Just like children, puppies will eventually lose their baby teeth at any time. Puppies grow at an enormous rate and start getting their baby teeth anywhere from two to four weeks old. Teeth are living tissue, covered with enamel, which is the hardest substance in the dog’s body. Dentine is the next layer and the final layer is the core which is called the pulp, and contains blood vessels and nerves to nourish the teeth.
A puppy gets about 28 baby teeth (depending on size of dog and breed), while an adult dog can have 42 permanent teeth. The upper jaw holds about 20 teeth with the remaining 22 on the bottom jaw. By six weeks of age, a puppy has pretty much all their baby teeth (which is probably why mom starts weaning the pups from nursing). Those baby teeth are like little needles when biting down and nursing.

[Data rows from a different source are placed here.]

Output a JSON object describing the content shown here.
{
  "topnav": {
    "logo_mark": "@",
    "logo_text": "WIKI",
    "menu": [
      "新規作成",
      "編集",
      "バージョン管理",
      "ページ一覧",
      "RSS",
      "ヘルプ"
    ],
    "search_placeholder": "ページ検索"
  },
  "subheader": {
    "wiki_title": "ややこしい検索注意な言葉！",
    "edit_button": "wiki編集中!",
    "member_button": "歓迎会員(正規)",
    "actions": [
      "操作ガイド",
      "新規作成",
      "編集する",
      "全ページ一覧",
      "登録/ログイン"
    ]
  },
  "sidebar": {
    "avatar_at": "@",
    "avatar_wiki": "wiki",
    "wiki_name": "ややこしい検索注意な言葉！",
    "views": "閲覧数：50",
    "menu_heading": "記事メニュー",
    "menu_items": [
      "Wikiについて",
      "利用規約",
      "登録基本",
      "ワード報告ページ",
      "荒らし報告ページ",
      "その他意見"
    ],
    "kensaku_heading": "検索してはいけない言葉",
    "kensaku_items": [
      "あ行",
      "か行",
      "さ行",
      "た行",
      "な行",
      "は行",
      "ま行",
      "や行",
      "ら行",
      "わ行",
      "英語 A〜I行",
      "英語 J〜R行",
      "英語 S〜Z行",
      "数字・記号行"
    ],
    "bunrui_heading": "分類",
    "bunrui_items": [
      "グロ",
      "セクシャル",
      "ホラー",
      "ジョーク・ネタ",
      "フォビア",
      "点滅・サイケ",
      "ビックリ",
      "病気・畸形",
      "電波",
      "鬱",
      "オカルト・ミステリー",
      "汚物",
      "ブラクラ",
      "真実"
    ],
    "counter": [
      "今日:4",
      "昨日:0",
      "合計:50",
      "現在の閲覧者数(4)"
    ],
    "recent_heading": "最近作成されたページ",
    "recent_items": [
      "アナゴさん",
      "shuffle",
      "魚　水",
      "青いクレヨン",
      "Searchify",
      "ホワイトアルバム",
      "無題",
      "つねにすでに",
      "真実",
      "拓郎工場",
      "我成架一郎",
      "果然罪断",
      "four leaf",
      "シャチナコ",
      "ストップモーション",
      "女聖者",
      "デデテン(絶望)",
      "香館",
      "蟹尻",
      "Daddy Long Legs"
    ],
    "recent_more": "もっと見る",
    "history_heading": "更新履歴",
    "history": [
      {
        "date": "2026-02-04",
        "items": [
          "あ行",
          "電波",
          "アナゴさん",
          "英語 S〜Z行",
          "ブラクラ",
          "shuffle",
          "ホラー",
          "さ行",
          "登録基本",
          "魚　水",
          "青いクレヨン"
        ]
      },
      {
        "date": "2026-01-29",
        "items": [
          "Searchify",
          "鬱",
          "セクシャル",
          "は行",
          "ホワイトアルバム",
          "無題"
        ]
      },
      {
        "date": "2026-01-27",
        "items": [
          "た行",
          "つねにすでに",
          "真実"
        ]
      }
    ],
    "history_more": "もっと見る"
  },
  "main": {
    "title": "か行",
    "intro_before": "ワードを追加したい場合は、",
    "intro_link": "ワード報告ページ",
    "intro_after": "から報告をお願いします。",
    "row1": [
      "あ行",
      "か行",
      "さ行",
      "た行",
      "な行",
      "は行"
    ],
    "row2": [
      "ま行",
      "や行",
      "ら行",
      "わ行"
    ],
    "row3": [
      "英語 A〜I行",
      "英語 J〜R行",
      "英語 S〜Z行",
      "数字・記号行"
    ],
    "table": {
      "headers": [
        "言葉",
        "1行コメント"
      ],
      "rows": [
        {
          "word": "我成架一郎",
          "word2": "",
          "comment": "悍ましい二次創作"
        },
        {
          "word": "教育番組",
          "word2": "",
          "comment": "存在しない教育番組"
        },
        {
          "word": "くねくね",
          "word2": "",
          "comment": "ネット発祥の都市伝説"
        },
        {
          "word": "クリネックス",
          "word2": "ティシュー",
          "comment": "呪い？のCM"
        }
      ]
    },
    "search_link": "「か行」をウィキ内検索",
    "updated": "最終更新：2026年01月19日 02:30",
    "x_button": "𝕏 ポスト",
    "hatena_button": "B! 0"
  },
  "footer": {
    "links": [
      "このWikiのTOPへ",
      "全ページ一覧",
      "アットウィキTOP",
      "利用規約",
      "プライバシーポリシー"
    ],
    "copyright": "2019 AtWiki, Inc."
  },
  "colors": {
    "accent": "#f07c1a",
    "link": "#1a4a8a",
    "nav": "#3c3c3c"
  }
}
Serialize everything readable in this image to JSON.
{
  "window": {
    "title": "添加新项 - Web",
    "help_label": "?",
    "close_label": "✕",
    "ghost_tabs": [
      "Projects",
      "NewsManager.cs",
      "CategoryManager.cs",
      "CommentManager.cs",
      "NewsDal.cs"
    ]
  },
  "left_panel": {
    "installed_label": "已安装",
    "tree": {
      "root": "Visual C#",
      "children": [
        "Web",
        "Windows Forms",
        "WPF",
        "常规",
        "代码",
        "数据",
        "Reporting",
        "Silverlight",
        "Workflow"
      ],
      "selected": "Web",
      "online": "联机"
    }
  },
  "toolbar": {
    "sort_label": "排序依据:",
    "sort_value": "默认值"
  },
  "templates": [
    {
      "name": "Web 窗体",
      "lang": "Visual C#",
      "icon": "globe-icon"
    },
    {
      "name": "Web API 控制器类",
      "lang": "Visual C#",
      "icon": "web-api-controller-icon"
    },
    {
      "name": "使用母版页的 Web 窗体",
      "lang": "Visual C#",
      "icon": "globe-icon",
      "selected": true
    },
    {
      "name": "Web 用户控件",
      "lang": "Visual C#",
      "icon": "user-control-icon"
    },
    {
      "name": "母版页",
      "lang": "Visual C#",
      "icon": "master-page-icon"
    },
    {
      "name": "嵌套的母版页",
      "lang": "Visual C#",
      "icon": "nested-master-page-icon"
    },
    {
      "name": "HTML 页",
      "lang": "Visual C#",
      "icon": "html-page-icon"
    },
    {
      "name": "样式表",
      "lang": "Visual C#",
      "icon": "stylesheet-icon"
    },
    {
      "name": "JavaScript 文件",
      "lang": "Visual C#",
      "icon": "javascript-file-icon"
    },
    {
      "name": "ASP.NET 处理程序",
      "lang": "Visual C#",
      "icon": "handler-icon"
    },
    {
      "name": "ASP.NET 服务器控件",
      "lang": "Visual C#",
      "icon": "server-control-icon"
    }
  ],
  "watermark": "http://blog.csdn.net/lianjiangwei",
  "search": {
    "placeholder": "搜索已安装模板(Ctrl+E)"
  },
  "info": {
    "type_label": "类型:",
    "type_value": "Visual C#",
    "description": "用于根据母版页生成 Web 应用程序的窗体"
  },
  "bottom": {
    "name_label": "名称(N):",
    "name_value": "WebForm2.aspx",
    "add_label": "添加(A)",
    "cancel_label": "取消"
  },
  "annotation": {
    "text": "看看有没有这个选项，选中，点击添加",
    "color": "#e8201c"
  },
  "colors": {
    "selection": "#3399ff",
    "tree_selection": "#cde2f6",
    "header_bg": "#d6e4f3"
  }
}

Because dogs grow at different rates and stages, the loss of baby teeth can vary. Larger dogs grow at a faster rate and start getting their permanent teeth at about four months of age whereas a smaller breed of dog may not get the permanent teeth until the age of six months or older. Puppies seem to continually go through some form of teething, whether erupting and/or replacing baby teeth up until about nine months of age. That is why it is necessary for puppies to have a lot of toys to chew on to help relieve the discomfort of growing teeth and sore gums. Nutritional treats and chew toys help to readdress any of your puppy’s destructive nature and redirect it onto “allowed” bones and toys.
There are occasions where an adult tooth grows in without a puppy tooth first falling out, called retained deciduous tooth. I am personally going through this with my small Chihuahua. To remedy the problem, he will have to get the puppy teeth pulled which I will have done when he is being neutered, so as to not put him under anesthesia more than once. This is not uncommon in many breeds of dog.
Dogs do not get cavities like humans do. They can however, develop other tooth problems. If your dog is strictly on a soft food diet, the foods can leave debris in gum pockets at the base of the teeth. This debris can lead to infections, softening the gums and causing them to recede. A clear symptom of this problem would be a foul odor coming from the mouth of your dog.
Canine oral care is imperative from the moment you bring your dog home, keeping those baby teeth in tip top shape. Your puppy will become used to a daily dental brushing long before those permanent teeth make their mark. Make sure that canine dental care is a top priority as a responsible pet parent.